Dr. Dobb's Portal had a sitdown with Chris Crawford and chatted Storytron with him (via /.). Oddly, even though interactive fiction is one of my
follies causes - I honestly don't follow Chris much and nor do I really side with either camp that seems to be for or against his standing in the gamedev circles.
This is partially because I keep drifting away from the concept of a storyworld as the saving grace of interactive literature (or more generically storytelling). But that's not to say that I don't find the idea intriguing and so generally wish well on those going after it - it's just not my cup of tea.
I do think the interviewer, Michael Swaine, gives Crawford a few passes where deeper questions would have been better ... for instance:
DDJ: SWAT is an acronym for...
CC: "Storyworld Authoring Tool." There are three programs. A storybuilder uses SWAT to create a storyworld. The second technology is the [Storytron] Engine, the third technology is Storyteller, which is the consumer program. Both Storyteller and SWAT access the Engine, Storyteller to play it, and SWAT to run Rehearsal, our testing feature.
DDJ: And Diekto?
CC: Diekto is the language.
Now ... one might think that would merit some follow up discussion. Something more than just "it's a language". Like, why would a storyworld need it's own language? How is it different from English ... and so on. Straying away from a natural language parser is one of the more controversial aspects of Storytron and while the interview doesn't need to critique it - it should at least be brought into the conversation ... but the interview never goes there.
Diekto is a "mini language", according to Crawford, which seems designed to state precisely what needs to be illustrated to an NPC. Now, here is Crawford in his own words (or at least his website's):
Distinctly this is where a construct like Storytron doesn't work for me. I'm not denying the complexity of natural language parser (that's why I removed it completely in Randolph Carter) ... but you can't tell another artist what's beautiful. This is the conflict I'm seeing with Storytron. Repeatedly, it's presumed to be for creating interactive works of art. That same page notes, "there are techniques by which a conversation can be "faked" using a library of prefab sentences, but these are too narrow and cumbersome for artistic purposes".

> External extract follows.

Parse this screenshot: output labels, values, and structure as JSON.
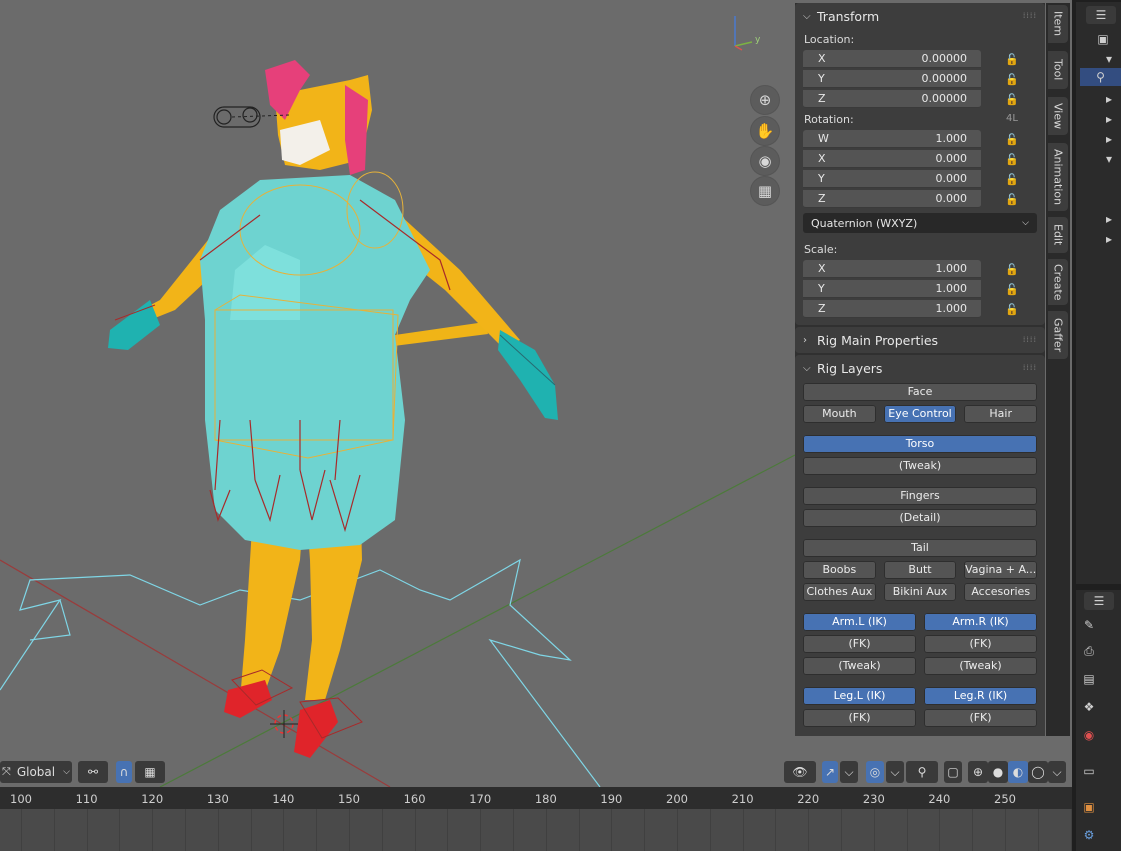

But enforcing a "mini language" isn't?
This fine line between technical complexity and artistic license is evident again when the interviewer starts talking about how Storytron is made for use by the everyman and while describing that it's not programmatic in nature and resistant to crashing, Crawford goes down this path:
DDJ: Of course ordinary arithmetic doesn't work with B-numbers.
CC: We have [developed] bounded arithmetic. Mathematically I can prove [the bounded B-number operators] are analogous to their linear counterparts.
For one thing, and I don't want to armchair code anything or whatnot, but Crawford's "bipolar number" just seems like a way of describing a signed integer with a range from -1 to 1. Be that as it may - we're now talking pretty technical stuff here and it's clearly at the core of what goes in within a Storytron storyworld. I'm not sure how this "eliminates scaling issues" so much as "we've defined you scaling issues for you" and hopefully the description of it won't put you to sleep while trying to be artistic.
And it ends on the note that I've harped on before ... it's a singular issue I have with certain storyworld concepts:
DDJ: No plots?
CC: Because of the interactivity. What happens is that the player explores a dramatic universe. A storyworld.
And again - the interviewer simply lets this pass along. I mean, it's a plotless dramatic universe where you speak in a mini language and your emotions are defined by bipolar numbers.
How could this not be art?
Don't get me wrong - I would love for Crawford to succeed at his goals. I think they are very, very worthy goals. I just haven't seen the conversation take place which makes think that this will be an artistic solution. Course, I don't really think you can "solve" art for artists. I think it's a mistake to assume that artists either aren't or can't be technical people. Take Piet Hein as an example ... a contempory of John Nash's who both wrote poety and designed games.
tagged: interactive fiction, gaming